Merchants on both sides of Broadway between Campbell and Country Club are hoping to give their piece of Tucson a sense of identity by taking on its former name, "The Sunshine Mile."
Monica Hay Cook, owner of Deco Art for Living Boutique at 2612 E. Broadway, thought it was time to put the midtown shopping district back on the map by making it a destination - like Tucson's bohemian North Fourth Avenue, but retro, Modernist and upscale.
"Fourth Avenue has an identity. People know the area by name, and I felt like we needed a name," Hay Cook said.
She did her research, and found out the Broadway shopping district was called "The Sunshine Mile" in 1953 as the result of a naming contest sponsored by the East Broadway Improvement Association.
"That's exactly what we need," Hay Cook said. "And the fact that it's historic makes it cool, too."
There were more than 5,000 entries to name the corridor back in the day, with the winner receiving $700, said Demion Clinco, leader of the Tucson Historic Preservation Foundation. The winning name was used throughout the 1950s.
Hirsh's Shoes, 2934 E. Broadway, has been on the strip since 1954.
Sid Hirsh, the store's co-owner, said the idea for the area was to make it like Los Angeles' Wilshire Boulevard, known as Los Angeles' "grand concourse" and lined with historic 20th century architecture.
The Tucson boulevard, similarly, "was very upscale. Broadway Village was really first rate," Hirsh said, pointing to the 1939 architectural gem at Broadway and Country Club well-known for its red-brick Spanish Colonial Revival-style design. "It was a destination area."
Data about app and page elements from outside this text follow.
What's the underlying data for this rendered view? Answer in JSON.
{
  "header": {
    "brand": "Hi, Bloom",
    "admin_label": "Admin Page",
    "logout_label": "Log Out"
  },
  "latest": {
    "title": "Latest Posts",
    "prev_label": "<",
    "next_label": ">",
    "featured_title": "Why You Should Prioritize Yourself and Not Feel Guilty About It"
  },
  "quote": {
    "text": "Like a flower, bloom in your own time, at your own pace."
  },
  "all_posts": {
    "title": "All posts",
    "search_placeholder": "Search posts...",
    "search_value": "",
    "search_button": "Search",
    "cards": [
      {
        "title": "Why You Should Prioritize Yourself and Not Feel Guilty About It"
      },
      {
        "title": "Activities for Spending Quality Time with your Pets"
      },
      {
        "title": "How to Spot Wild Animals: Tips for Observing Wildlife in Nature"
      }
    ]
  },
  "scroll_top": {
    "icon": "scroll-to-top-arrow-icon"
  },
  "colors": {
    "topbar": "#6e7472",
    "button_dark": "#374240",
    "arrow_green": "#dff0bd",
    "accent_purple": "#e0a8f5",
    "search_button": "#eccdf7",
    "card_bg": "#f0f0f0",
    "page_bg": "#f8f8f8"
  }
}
The benefits of relaunching the historic name are twofold.
"It's good for Tucson to honor its past, and it's good for merchants on this strip to have an identity," said Kevin Pawlak, co-owner of Arte de la Vida at 37 N. Tucson Blvd.
"The corridor features some of Tucson's most significant mid-century modern buildings," Clinco said. "Relaunching the name is a wonderful way to connect to that Modernist era."
Hirsh's store, among others, is considered an example of Modernist architecture, which was defined by clean, simple lines and a casual informality.
Hay Cook set things in motion. She got other merchants on board, and created a trifold brochure, highlighting the location of participating shops.
There are currently 34 stores listed - all of them locally owned.
Her husband, Jude Cook, who is known for his restoration work on Tucson's iconic neon signs such as downtown's "diving girl," painted a Sunshine Mile mural to act as a landmark for the district.
The mural, which depicts a Sunshine Mile sign, mirrors the retro architecture of the area.
Hay Cook said other merchants are helping out as well, by adding their expertise in different areas.
For example, she said the people at Art Hair created the Sunshine Mile's sunshinemile.com website, and Patricia Katchur, owner of Yikes Toys, is doing the Facebook page.
Merchants have already found value in the collaboration.
"What I find most beneficial has been the sense of community that has been created," Pawlak said. "We meet for breakfast once a month and talk about ideas on how to get people in our stores. It's been wonderful."
Charlotte Lasselsberger, owner of Little Bird Nesting Company, 2924 E. Broadway, welcomes the common goal. "Monica's idea was really great," she said.
Hay Cook said people are even calling each other now to inquire about specific items customers are looking for.
The merchants will hold an official unveiling of the mural and a Sunshine Mile festival next Saturday, with store deals, music, refreshments and the launch of a month-long scavenger hunt.
"Hopefully it will make it a shopping destination like a lot of other areas," said Lasselsberger.
If You Go
What: A festival to celebrate the return of the Sunshine Mile.
There will be an unveiling of the mural, live music, refreshments, demonstrations and store discounts. Attendees can also pick up the Sunshine Mile's Shopping, Dining and Services Guide as well as the Tucson Historic Preservation Foundation's guide, "Broadway: Born Modern."
The festival also kicks off a monthlong scavenger hunt, where customers can win prizes from select stores.
When: Noon to 5 p.m. Saturday, March 2.
Where: 2610 E. Broadway.
DID YOU KNOW?
The Modernist buildings on East Broadway between North Campbell Avenue and North Country Club Road - the Sunshine Mile - were feted last year in Tucson's first Modernism Week, a celebration of the city's embrace of midcentury modern design after World War II.
At the time, Demion Clinco, president of the Tucson Historic Preservation Foundation, noted that the serious growth and boom in Tucson happened after the war, with Modernism playing a significant role. "It was this new identity that expressed optimism and exuberance," he said.
Modernism architecture is hot these days, Clinco said, especially with younger fans, who are mad for Mod.
Source: Star archives
Contact reporter Angela Pittenger at email@example.com or 573-4137.